Alumni Spotlight: Brian Peters '88
Engineering alumnus and Inneos CEO Brian Peters ‘88 is a successful leader, businessman and entrepreneur in the optics industry, but he wouldn’t lead with that. In his 25 years in business, Peters takes the most pride in leading companies with an inspired community of colleagues who have helped him carve out his place in Silicon Valley.
Inneos is an optical communication electronics manufacturer that makes laser systems and fiber optic cables, transmitters and adaptors. As CEO, Peters builds on the broad foundation he acquired at UC Davis to set the company’s direction, motivating the people around him and driving his business forward as a leader in fiber optics. This means spending a lot of time marketing while remaining an active participant in all the “big meetings” for product design, operations, finance and human resources.

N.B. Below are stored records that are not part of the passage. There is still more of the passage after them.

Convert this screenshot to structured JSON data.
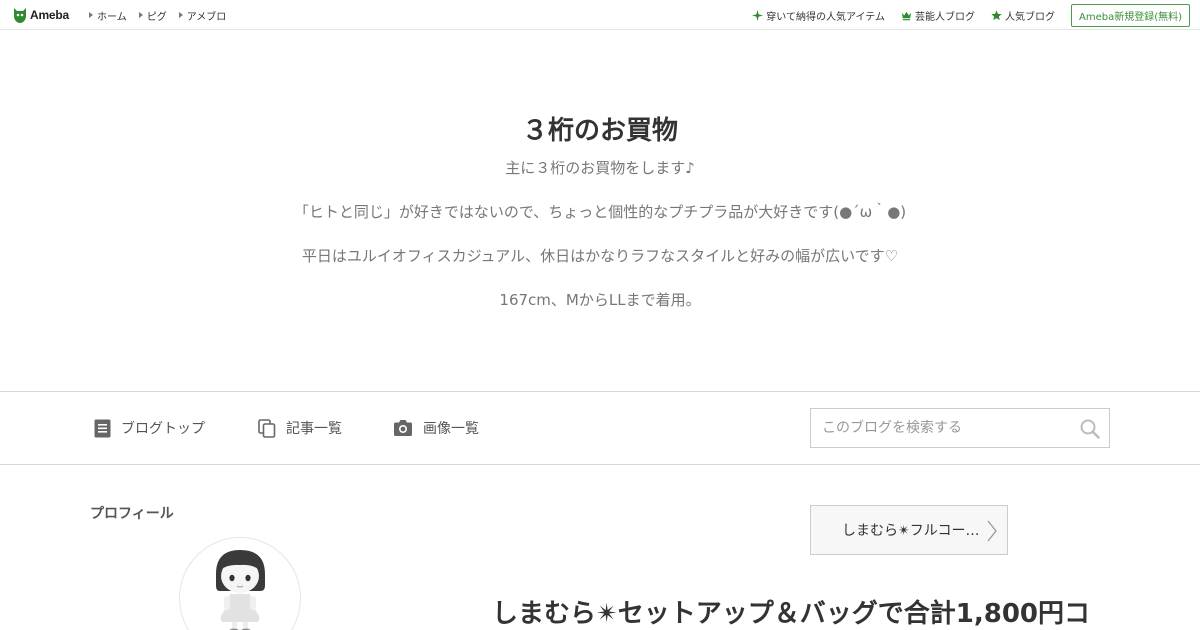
{
  "header": {
    "logo_text": "Ameba",
    "nav": [
      {
        "label": "ホーム"
      },
      {
        "label": "ピグ"
      },
      {
        "label": "アメブロ"
      }
    ],
    "right_links": [
      {
        "label": "穿いて納得の人気アイテム",
        "icon": "sparkle-icon"
      },
      {
        "label": "芸能人ブログ",
        "icon": "crown-icon"
      },
      {
        "label": "人気ブログ",
        "icon": "star-icon"
      }
    ],
    "signup_label": "Ameba新規登録(無料)"
  },
  "blog": {
    "title": "３桁のお買物",
    "description": [
      "主に３桁のお買物をします♪",
      "「ヒトと同じ」が好きではないので、ちょっと個性的なプチプラ品が大好きです(●´ω｀●)",
      "平日はユルイオフィスカジュアル、休日はかなりラフなスタイルと好みの幅が広いです♡",
      "167cm、MからLLまで着用。"
    ]
  },
  "blog_nav": {
    "items": [
      {
        "label": "ブログトップ",
        "icon": "document-icon"
      },
      {
        "label": "記事一覧",
        "icon": "copy-icon"
      },
      {
        "label": "画像一覧",
        "icon": "camera-icon"
      }
    ],
    "search_placeholder": "このブログを検索する"
  },
  "sidebar": {
    "profile_label": "プロフィール"
  },
  "main": {
    "prev_article_label": "しまむら✴︎フルコー…",
    "article_title": "しまむら✴︎セットアップ＆バッグで合計1,800円コ"
  },
  "colors": {
    "accent_green": "#2d8a2d",
    "text": "#333333",
    "muted": "#777777",
    "border": "#d8d8d8"
  }
}
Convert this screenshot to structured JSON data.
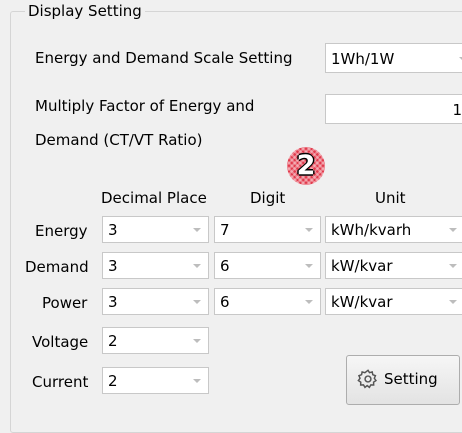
{
  "group_title": "Display Setting",
  "scale": {
    "label": "Energy and Demand Scale Setting",
    "value": "1Wh/1W"
  },
  "multiply": {
    "label_line1": "Multiply Factor of Energy and",
    "label_line2": "Demand (CT/VT Ratio)",
    "value": "1"
  },
  "badge": "2",
  "headers": {
    "decimal_place": "Decimal Place",
    "digit": "Digit",
    "unit": "Unit"
  },
  "rows": [
    {
      "label": "Energy",
      "decimal": "3",
      "digit": "7",
      "unit": "kWh/kvarh"
    },
    {
      "label": "Demand",
      "decimal": "3",
      "digit": "6",
      "unit": "kW/kvar"
    },
    {
      "label": "Power",
      "decimal": "3",
      "digit": "6",
      "unit": "kW/kvar"
    },
    {
      "label": "Voltage",
      "decimal": "2"
    },
    {
      "label": "Current",
      "decimal": "2"
    }
  ],
  "setting_button": {
    "label": "Setting",
    "icon": "gear-icon"
  }
}
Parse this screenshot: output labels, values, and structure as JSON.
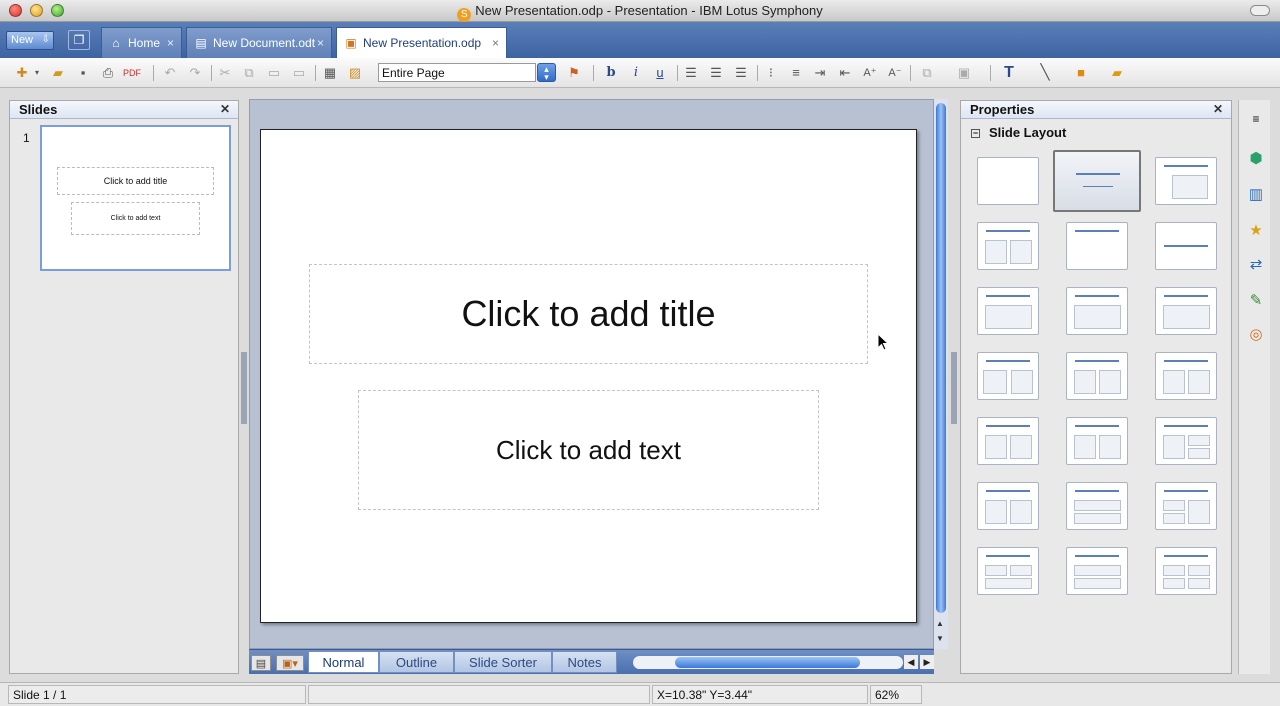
{
  "window": {
    "title": "New Presentation.odp - Presentation - IBM Lotus Symphony",
    "app_icon": "S"
  },
  "tabbar": {
    "new_label": "New",
    "tabs": [
      {
        "label": "Home",
        "icon": "home-icon"
      },
      {
        "label": "New Document.odt",
        "icon": "document-icon"
      },
      {
        "label": "New Presentation.odp",
        "icon": "presentation-icon",
        "active": true
      }
    ]
  },
  "toolbar": {
    "zoom_value": "Entire Page"
  },
  "slides_panel": {
    "title": "Slides",
    "slides": [
      {
        "number": "1",
        "title": "Click to add title",
        "text": "Click to add text"
      }
    ]
  },
  "slide": {
    "title_placeholder": "Click to add title",
    "text_placeholder": "Click to add text"
  },
  "view_tabs": [
    "Normal",
    "Outline",
    "Slide Sorter",
    "Notes"
  ],
  "properties_panel": {
    "title": "Properties",
    "section": "Slide Layout"
  },
  "statusbar": {
    "slide": "Slide 1 / 1",
    "position": "X=10.38\" Y=3.44\"",
    "zoom": "62%"
  },
  "colors": {
    "tab_bar": "#4a6fae",
    "accent": "#3a78d8",
    "layout_line": "#5b7fb8"
  }
}
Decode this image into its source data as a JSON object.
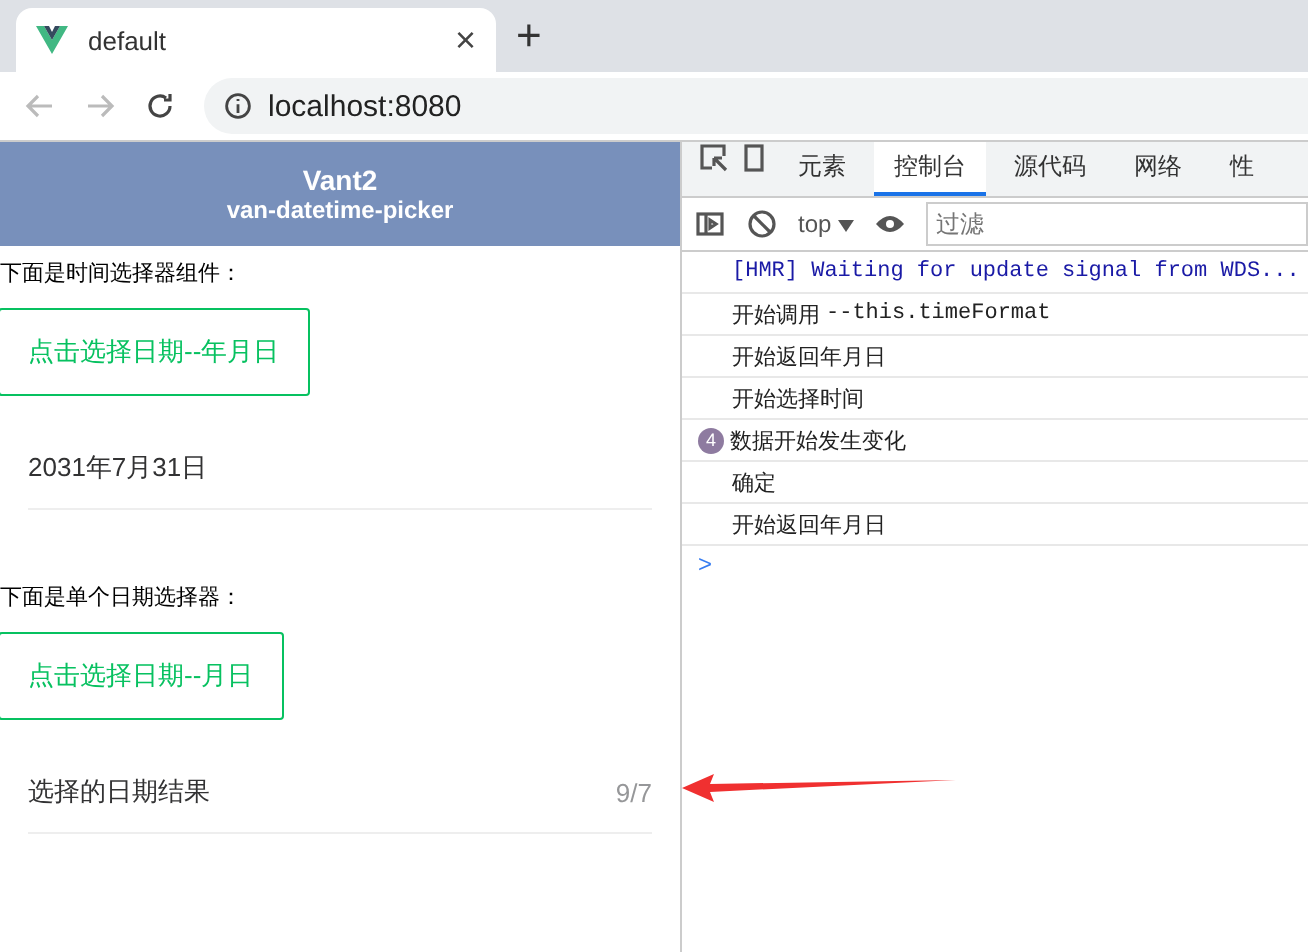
{
  "browser": {
    "tab": {
      "title": "default",
      "close": "×"
    },
    "new_tab": "+",
    "address": "localhost:8080"
  },
  "page": {
    "header": {
      "title": "Vant2",
      "subtitle": "van-datetime-picker"
    },
    "sections": [
      {
        "label": "下面是时间选择器组件：",
        "button": "点击选择日期--年月日",
        "cell": {
          "title": "2031年7月31日"
        }
      },
      {
        "label": "下面是单个日期选择器：",
        "button": "点击选择日期--月日",
        "cell": {
          "title": "选择的日期结果",
          "value": "9/7"
        }
      }
    ]
  },
  "devtools": {
    "tabs": [
      {
        "label": "元素",
        "selected": false
      },
      {
        "label": "控制台",
        "selected": true
      },
      {
        "label": "源代码",
        "selected": false
      },
      {
        "label": "网络",
        "selected": false
      },
      {
        "label": "性",
        "selected": false
      }
    ],
    "context": "top",
    "filter": {
      "placeholder": "过滤"
    },
    "console": [
      {
        "kind": "code",
        "text": "[HMR] Waiting for update signal from WDS..."
      },
      {
        "kind": "mixed",
        "text": "开始调用",
        "code": "--this.timeFormat"
      },
      {
        "kind": "plain",
        "text": "开始返回年月日"
      },
      {
        "kind": "plain",
        "text": "开始选择时间"
      },
      {
        "kind": "plain",
        "text": "数据开始发生变化",
        "count": "4"
      },
      {
        "kind": "plain",
        "text": "确定"
      },
      {
        "kind": "plain",
        "text": "开始返回年月日"
      }
    ],
    "prompt": ">"
  }
}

“It isn’t just that I built a company—it’s that I built a company that has an impact and has a culture that’s kept most of my team on board for over 10 years and through a lot of transitions,” he said. “I’m successful because my company is successful and the company is successful because of the people and its culture.”

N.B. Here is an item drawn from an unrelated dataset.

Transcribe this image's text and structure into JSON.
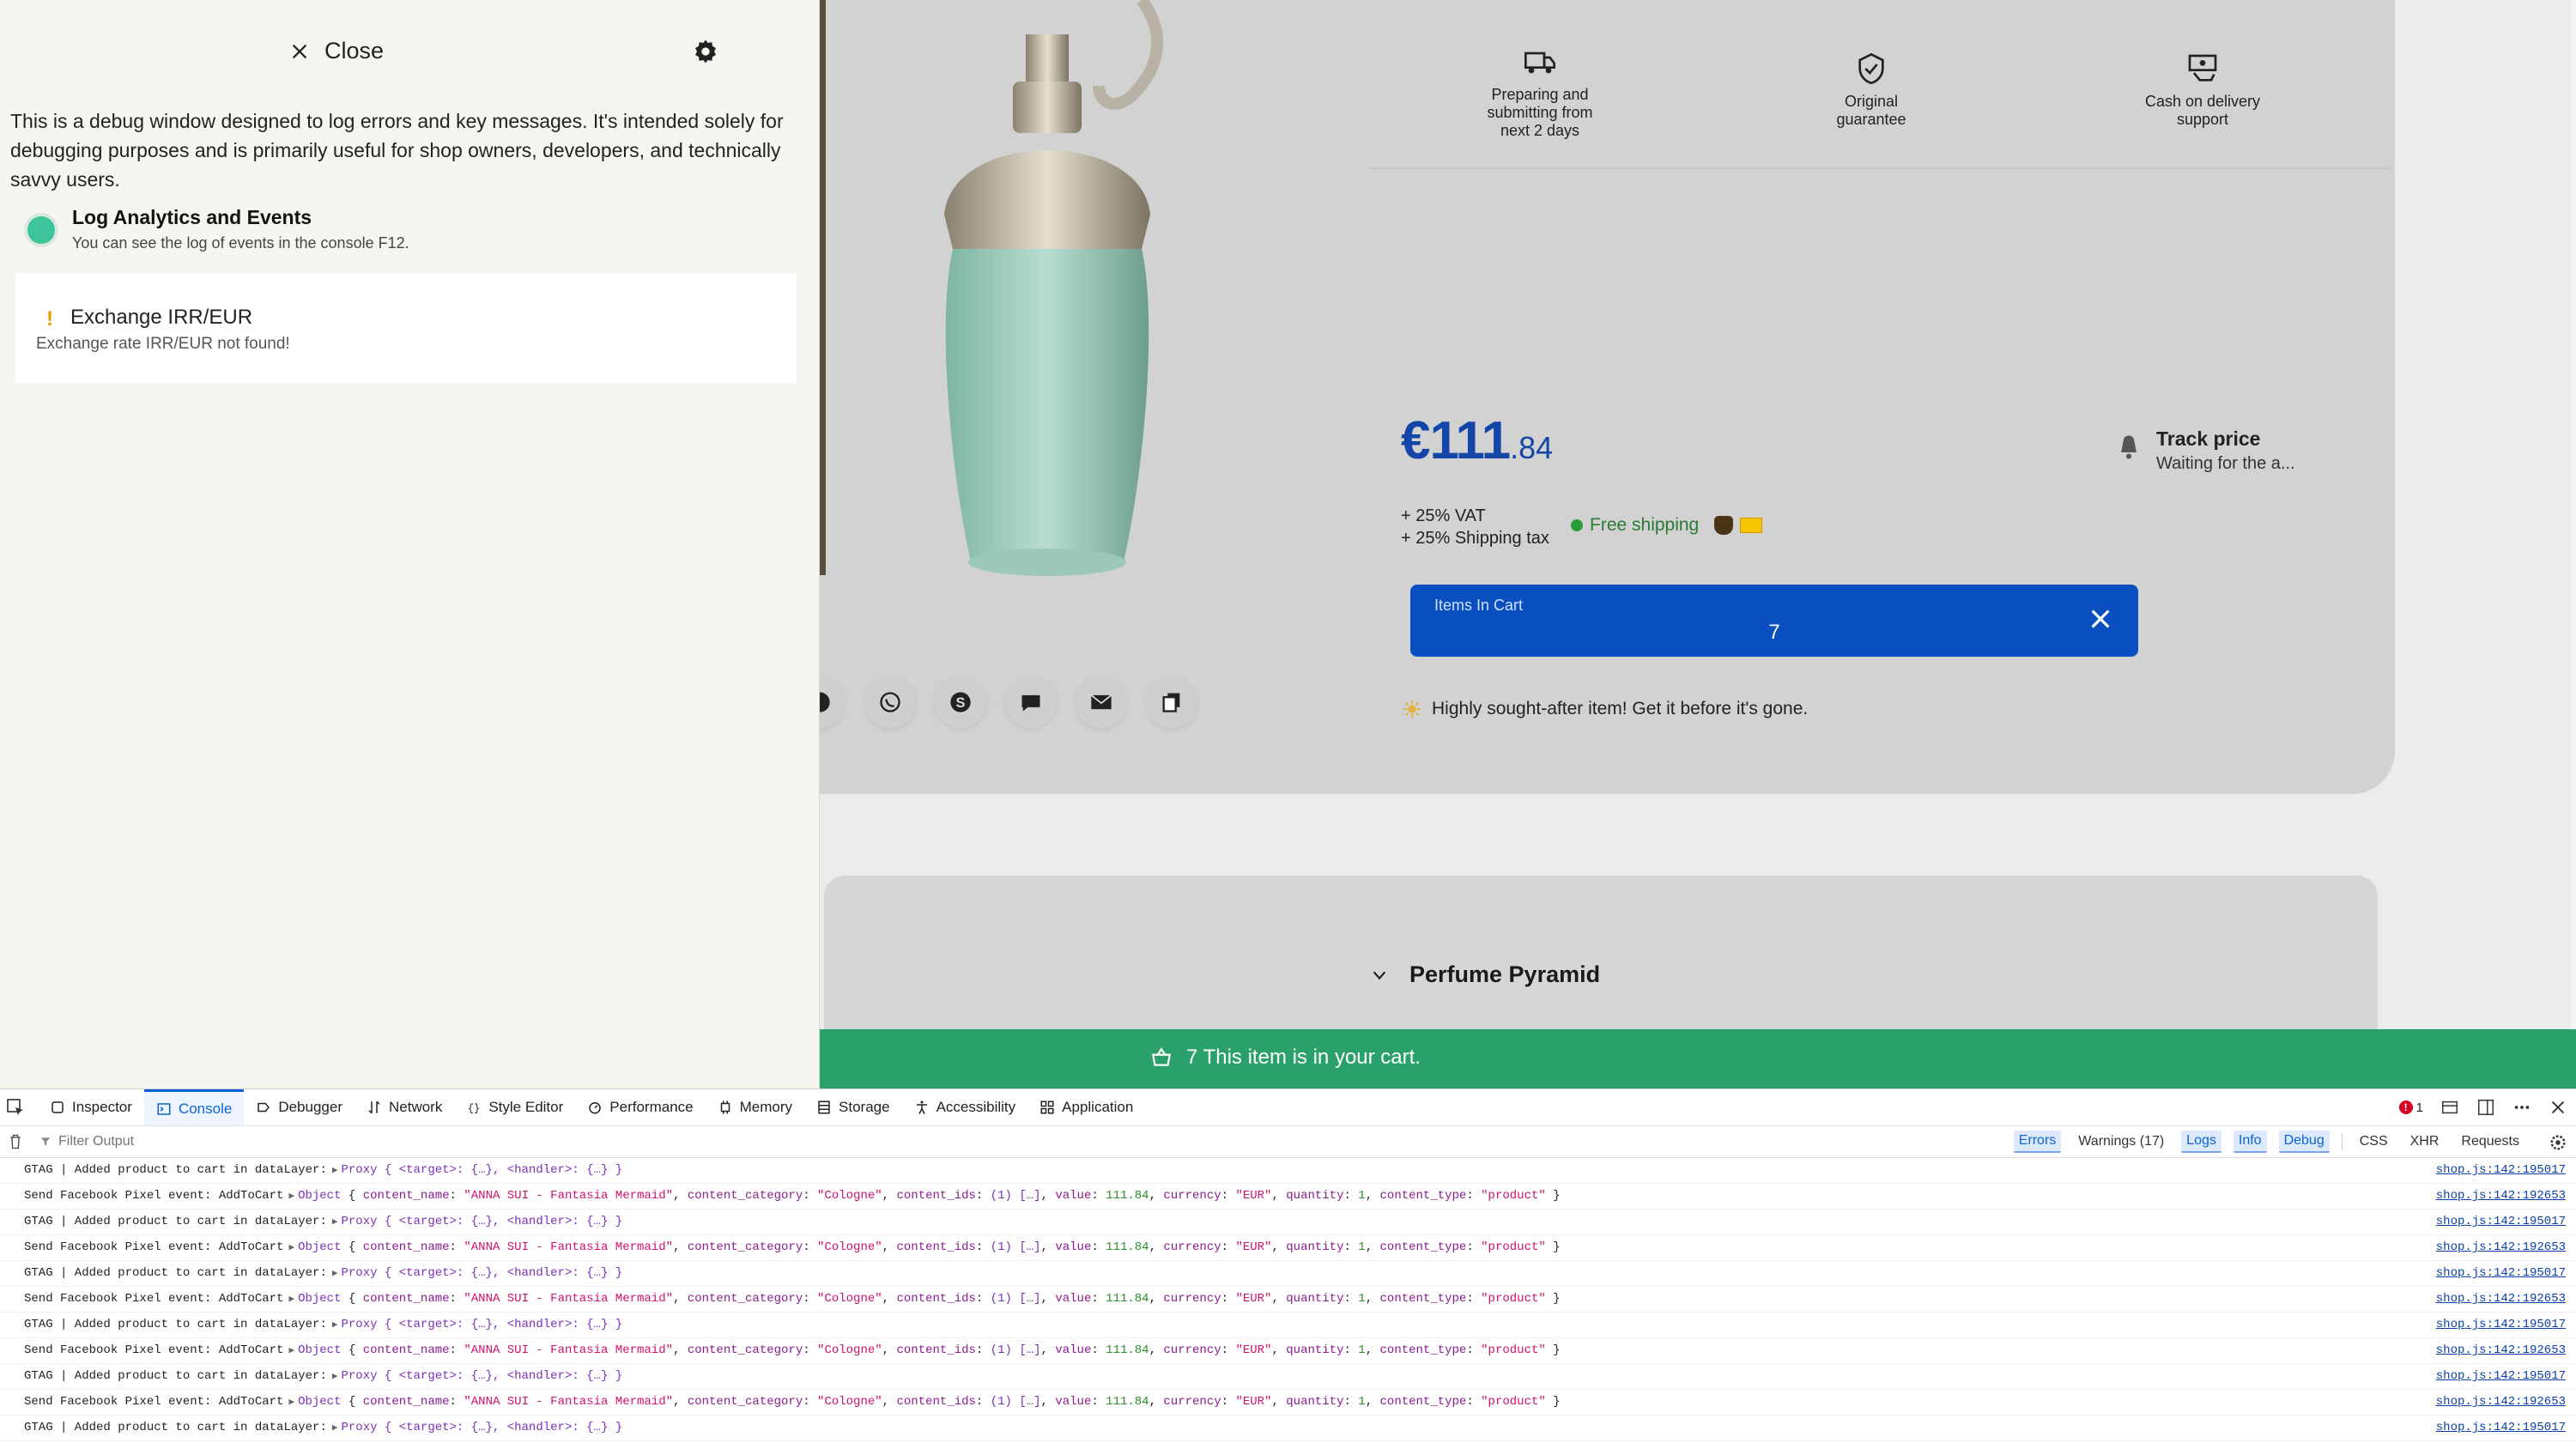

Aerospace Engineer to CEO
Peters entered UC Davis as an aeronautical engineer, but found his way to radio frequency (RF) engineering and materials science and double-majored in materials science and engineering and mechanical engineering. To this day, he is a self-proclaimed tech enthusiast and feels these programs at UC Davis helped him explore his interests while giving him a strong foundation to pivot to different types of engineering.
“By broadening my studies, I was setting myself up for the ability to flex with the times,” he said.
At the same time, Peters became interested in business. While at UC Davis, he drafted a personal plan to become a tech executive, starting with a few years in industry. It was in industry that a coworker told him, “lasers are a solution looking for a problem”—words that inspired him to pursue optics.
He soon went back to school for his M.B.A. from UC Berkeley and founded his first company, Universal LightSpeed, with a Berkeley colleague. After they sold it to a major CD/DVD manufacturer, he “got the bug” for entrepreneurship and started Blaze Network Products in 1997—the seed of what is now Inneos.
Through Thick and Thin
Though Inneos is successful now, this hasn’t always been the case. Peters has sold and re-bought the company twice, gone through major expansion and contraction and weathered economic uncertainty. Through it all, he and his team have been resilient, following their drive to use optical technology to make the world a better place.
“As a group of people, we have gone through a ton of very difficult times and survived that because of our company culture and that common passion,” he said. “That, to me, is the more important and lesser-known part of building a company.”
He’s done this by leaning on the skills he learned at UC Davis. He learned in mechanical engineering courses to always “keep it simple,” so he does by maintaining a flat organizational structure, giving his team a more collegial relationship than CEOs typically have with their employees. Inneos is also vertically-integrated, meaning that their products are designed, manufactured and sold completely in-house.
To keep his colleagues inspired, he brings them together at quarterly meetings to show them the fruits of their labor—Inneos products installed at major corporations, in airplanes and in home theaters across the country.
“I love finding passionate people, watching their eyes light up and seeing them become so driven that they just go,” he said.
The flexibility and broad background from his time at UC Davis also makes the company unusually resilient to change. For example, during the COVID-19 pandemic, the company found growth by shifting its focus towards hospitals and the healthcare industry, helping the world in new ways through optics.
“The reaction time to change and the ability to pivot differentiates a company that succeeds from one that dies,” he said. “I attribute a ton of my ability to do that to my time at UC Davis.”